But Kakui Island's attractions don't start and finish with deer and orange groves. The island offers visitors a chance to time-travel to prehistory at a park named Mahoroba, which means "good place" in ancient Japanese. The inspiration for this was broken pieces of ancient earthenware pottery found on the island, which has led archaeologists to determine that it was inhabited in the Jomon Period (ca.10,000- ca.300 B.C.). As a result, visitors to Mahoroba can now try their hand at such "primitive" activities as making fire and creating earthenware pottery -- and, should they wish, they can even stay in the park's "prehistoric" lodges.
Meanwhile, nicely timed to coincide with the 70th anniversary of the Seto Inland Sea's designation as a national park, in December a bridge between Kakui Island and Kashira Island is set to be opened. This will certainly make it easier for visitors and residents to get to these islands, but also, perhaps, for deer to visit, too -- without even getting their hooves wet.
Boats for Hinase Island leave Hinase Port near JR Hinase Station. You can reach Hinase Station by JR Ako Line in 1 hour from JR Okayama Station. For more information, call Hinase Town Tourism Association at (0869) 72-1919.
If you make it to Okayama this year, another must-go place is Oku Town in the southeast of the prefecture, the hometown of Yumeji Takehisa (1884-1934), the Taisho Era artist renowned for his paintings of fragile-looking, kimono-clad young women to whom a museum in Okayama City is dedicated.
People in this part of the world are proud of this great painter, illustrator and poet, and this year -- being the 120th anniversary of his birth -- special efforts are being made to attract visitors to view his home, his studio and the museum.
Born the son of a sake-maker in Oku, Takehisa lived there till he was 16, when his family moved to Fukuoka Prefecture in Kyushu. That may have given him itchy feet, because afterward Takehisa came to be known as the "vagabond artist" from the number of times he relocated while always continuing to create his artworks. One such move saw him design and open a studio in Matsubara in Tokyo's Setagaya Ward in 1924. Called Shonen Sanso, this is now restored and relocated in Oku.

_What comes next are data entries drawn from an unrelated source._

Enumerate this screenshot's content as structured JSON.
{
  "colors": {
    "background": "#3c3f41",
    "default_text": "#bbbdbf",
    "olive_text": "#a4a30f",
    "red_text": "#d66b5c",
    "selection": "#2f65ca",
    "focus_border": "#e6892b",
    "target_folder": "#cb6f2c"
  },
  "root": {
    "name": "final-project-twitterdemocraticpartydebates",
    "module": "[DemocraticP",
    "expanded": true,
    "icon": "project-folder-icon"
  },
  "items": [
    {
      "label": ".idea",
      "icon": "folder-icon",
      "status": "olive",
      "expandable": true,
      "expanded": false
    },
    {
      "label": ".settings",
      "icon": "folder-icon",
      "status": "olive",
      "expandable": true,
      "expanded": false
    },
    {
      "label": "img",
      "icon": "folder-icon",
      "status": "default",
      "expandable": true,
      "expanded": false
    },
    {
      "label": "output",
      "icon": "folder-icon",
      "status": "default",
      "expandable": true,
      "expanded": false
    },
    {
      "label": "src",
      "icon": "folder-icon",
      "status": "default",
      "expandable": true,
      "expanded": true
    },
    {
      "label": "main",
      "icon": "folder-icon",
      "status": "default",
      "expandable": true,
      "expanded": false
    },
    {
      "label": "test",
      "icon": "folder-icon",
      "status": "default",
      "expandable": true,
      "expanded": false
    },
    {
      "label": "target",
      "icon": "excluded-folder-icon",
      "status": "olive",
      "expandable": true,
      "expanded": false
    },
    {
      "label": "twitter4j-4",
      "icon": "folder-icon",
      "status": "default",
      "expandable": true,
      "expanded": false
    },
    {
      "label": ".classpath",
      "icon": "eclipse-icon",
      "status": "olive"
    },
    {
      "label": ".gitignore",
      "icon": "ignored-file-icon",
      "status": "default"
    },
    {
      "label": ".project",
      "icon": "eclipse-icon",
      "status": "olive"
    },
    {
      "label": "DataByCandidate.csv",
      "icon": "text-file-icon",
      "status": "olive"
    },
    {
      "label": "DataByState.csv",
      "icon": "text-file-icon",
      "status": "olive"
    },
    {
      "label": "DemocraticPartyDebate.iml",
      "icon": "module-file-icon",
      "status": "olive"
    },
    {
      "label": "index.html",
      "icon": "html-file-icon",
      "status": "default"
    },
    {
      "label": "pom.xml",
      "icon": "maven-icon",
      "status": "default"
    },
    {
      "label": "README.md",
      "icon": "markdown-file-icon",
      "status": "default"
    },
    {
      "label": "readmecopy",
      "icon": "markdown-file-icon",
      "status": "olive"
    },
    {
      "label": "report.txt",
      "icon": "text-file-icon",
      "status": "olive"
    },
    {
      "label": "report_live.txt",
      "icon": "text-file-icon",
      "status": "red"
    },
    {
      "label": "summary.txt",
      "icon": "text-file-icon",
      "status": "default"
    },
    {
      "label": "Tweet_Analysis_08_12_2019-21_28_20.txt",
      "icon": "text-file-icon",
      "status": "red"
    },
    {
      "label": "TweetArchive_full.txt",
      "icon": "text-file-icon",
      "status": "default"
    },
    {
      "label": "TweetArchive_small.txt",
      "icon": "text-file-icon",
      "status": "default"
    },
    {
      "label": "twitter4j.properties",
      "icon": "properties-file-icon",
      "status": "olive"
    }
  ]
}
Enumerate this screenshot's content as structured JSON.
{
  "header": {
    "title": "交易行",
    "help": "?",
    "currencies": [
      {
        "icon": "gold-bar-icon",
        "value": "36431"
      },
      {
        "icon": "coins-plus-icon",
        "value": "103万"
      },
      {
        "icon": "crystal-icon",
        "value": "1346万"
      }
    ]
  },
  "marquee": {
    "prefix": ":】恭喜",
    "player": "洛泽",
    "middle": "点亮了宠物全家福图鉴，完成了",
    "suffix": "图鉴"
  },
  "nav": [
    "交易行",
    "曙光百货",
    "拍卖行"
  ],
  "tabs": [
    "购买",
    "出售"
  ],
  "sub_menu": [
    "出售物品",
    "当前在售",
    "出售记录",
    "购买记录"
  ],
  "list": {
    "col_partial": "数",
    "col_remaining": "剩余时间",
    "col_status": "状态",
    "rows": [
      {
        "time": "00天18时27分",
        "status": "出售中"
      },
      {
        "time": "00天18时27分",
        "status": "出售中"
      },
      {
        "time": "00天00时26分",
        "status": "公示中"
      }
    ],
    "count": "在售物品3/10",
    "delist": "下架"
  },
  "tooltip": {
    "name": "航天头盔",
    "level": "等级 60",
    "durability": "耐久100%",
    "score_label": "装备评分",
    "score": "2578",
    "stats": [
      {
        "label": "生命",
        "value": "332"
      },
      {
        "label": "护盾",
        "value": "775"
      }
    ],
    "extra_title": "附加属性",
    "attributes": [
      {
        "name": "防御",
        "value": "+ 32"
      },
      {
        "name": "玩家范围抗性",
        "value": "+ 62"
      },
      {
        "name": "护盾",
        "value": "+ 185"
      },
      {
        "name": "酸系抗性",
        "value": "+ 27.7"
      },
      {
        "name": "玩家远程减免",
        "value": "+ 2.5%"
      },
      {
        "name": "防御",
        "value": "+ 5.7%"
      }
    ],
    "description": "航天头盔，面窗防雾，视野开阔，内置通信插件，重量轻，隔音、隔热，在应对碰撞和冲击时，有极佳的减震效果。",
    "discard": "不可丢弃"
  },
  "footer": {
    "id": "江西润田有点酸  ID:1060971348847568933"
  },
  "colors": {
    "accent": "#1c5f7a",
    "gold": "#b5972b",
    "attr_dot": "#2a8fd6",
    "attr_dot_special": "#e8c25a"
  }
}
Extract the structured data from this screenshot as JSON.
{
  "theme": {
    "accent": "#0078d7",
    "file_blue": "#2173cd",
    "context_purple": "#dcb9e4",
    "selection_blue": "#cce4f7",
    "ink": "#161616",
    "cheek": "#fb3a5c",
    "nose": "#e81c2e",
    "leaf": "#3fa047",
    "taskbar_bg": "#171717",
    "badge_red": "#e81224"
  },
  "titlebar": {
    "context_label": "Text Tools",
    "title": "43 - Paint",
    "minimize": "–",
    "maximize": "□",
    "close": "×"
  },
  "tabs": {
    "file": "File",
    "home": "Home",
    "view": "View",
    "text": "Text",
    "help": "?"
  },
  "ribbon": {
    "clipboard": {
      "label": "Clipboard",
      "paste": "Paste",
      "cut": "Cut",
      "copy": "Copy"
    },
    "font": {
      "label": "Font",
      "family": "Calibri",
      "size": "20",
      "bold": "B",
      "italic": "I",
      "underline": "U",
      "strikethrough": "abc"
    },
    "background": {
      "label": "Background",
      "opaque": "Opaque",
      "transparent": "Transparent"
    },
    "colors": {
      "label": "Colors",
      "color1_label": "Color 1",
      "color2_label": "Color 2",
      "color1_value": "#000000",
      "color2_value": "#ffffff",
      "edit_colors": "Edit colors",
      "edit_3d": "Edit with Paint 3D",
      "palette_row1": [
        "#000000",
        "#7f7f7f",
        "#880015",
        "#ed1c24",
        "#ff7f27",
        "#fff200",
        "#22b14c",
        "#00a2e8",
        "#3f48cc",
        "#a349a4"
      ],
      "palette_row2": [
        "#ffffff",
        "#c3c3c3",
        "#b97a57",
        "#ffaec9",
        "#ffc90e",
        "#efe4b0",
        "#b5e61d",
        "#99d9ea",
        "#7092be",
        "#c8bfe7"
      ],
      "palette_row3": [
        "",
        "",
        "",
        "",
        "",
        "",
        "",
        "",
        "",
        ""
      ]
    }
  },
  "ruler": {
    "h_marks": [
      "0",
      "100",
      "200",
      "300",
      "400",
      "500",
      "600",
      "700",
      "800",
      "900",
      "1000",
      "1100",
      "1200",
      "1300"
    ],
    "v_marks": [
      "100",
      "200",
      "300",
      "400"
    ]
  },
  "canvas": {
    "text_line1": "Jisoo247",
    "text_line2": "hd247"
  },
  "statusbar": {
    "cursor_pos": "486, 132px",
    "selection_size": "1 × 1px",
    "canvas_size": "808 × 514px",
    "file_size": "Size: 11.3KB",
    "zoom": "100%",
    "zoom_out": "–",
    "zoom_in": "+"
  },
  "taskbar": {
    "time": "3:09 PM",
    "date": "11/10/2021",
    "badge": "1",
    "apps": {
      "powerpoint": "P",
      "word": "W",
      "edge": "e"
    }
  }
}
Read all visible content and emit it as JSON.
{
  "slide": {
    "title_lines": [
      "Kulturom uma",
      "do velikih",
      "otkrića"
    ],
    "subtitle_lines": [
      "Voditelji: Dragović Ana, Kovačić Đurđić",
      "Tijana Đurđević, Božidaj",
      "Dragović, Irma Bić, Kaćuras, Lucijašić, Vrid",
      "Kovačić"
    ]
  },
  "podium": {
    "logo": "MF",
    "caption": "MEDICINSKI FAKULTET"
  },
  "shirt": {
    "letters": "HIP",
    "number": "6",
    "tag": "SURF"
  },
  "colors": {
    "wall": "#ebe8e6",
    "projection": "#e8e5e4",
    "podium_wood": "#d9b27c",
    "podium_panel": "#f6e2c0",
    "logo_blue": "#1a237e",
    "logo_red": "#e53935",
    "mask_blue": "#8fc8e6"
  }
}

For Takehisa fans, however, the most rewarding visit may be the Yumeji Kyodo Museum in Okayama City. Located near Okayama Castle, this showcases about 100 of the artist's masterpieces, including paintings of various sizes and in various mediums, illustrations and designs for magazine covers. One of the outstanding, larger works here is a "byobu-e," painting on a 157 × 167-cm folding screen, titled "Aki no ikoi (Repose in Autumn)."
To commemorate the 120th anniversary of Takehisa's birth, the museum is holding a series of special exhibitions till February next year, featuring a wide variety of his works, including poems and postcard designs. Meanwhile, in Takehisa's studio and home in Oku, exhibitions are also being held till early December, offering visitors the chance to get even closer to the source of his inspiration.
Also this year, the museum (together with Takehisa Yumeji Ikaho Kinenkan [Ikaho Yumeji Takehisa Memorial Hall] in Gunma Prefecture) is staging a major exhibition in Yokohama in October, with some 350 examples of Takehisa's work on display.
Yumeji Kyodo Museum in Okayama City is 10 minutes by car from JR Okayama Station. For more information, call (086) 271-1000.
Takehisa's home and his Shonen Sanso in Oku Town are 10 minutes by car from Oku Station on the JR Ako Line. For more information, call Takehisa's home on (0869) 22-0622 and Shonen Sanso on (0869) 22-3335.